And a few months ago, Sense-Lab was invited to conduct an immersion training at the School of Design Thinking in São Paulo. Andreas modeled the training on his own experience working in the favelas with Oasis.

He finds it rewarding to bring his students into the field where their work will be making an impact, to show them how collective work indelibly changes lives.

“Once you get in touch with these realities, in my opinion there is no coming back,” Andreas says. “I can’t drive by a slum anymore and say, ‘Okay, this is not my reality.'”

There’s a lot for Andreas to look forward to where Sense-Lab is concerned.

Andreas’ ultimate goal is to change the way people in Brazil think about social impact. He wants to see more large companies engaged in and focused on impact activities; he wants them to fundamentally rethink their core values.

“We have to find a way to get our best minds, our best skills, and to solve the actual, huge problems that our society is facing,” he says. “We have to bring these thought lines into our mainstream.”

He’s well on his way already. Sense-Lab’s network has been built up, their mission and programs honed, and they’re prepared to scale.

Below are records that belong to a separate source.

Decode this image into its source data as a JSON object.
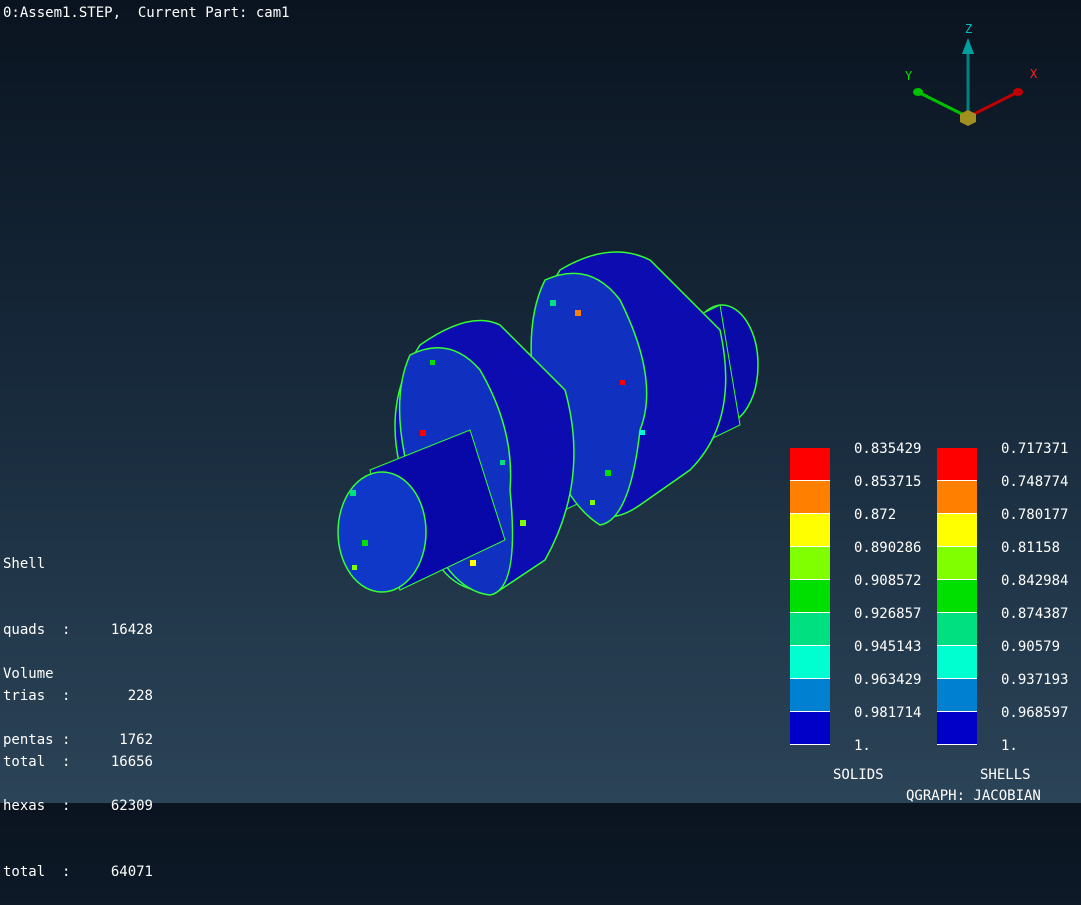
{
  "header": "0:Assem1.STEP,  Current Part: cam1",
  "shell": {
    "title": "Shell",
    "rows": [
      {
        "label": "quads  :",
        "value": "16428"
      },
      {
        "label": "trias  :",
        "value": "228"
      },
      {
        "label": "total  :",
        "value": "16656"
      }
    ]
  },
  "volume": {
    "title": "Volume",
    "rows": [
      {
        "label": "pentas :",
        "value": "1762"
      },
      {
        "label": "hexas  :",
        "value": "62309"
      },
      {
        "label": "total  :",
        "value": "64071"
      }
    ]
  },
  "axes": {
    "x": "X",
    "y": "Y",
    "z": "Z"
  },
  "legend": {
    "colors": [
      "#ff0000",
      "#ff8000",
      "#ffff00",
      "#80ff00",
      "#00e000",
      "#00e080",
      "#00ffd0",
      "#0080d0",
      "#0000c8"
    ],
    "solids": {
      "title": "SOLIDS",
      "values": [
        "0.835429",
        "0.853715",
        "0.872",
        "0.890286",
        "0.908572",
        "0.926857",
        "0.945143",
        "0.963429",
        "0.981714",
        "1."
      ]
    },
    "shells": {
      "title": "SHELLS",
      "values": [
        "0.717371",
        "0.748774",
        "0.780177",
        "0.81158",
        "0.842984",
        "0.874387",
        "0.90579",
        "0.937193",
        "0.968597",
        "1."
      ]
    }
  },
  "footer": "QGRAPH: JACOBIAN"
}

“We have a lot of prospective clients and a lot of entrepreneurs contacting us,” Andreas says. “It seems 2016 will be a good year.”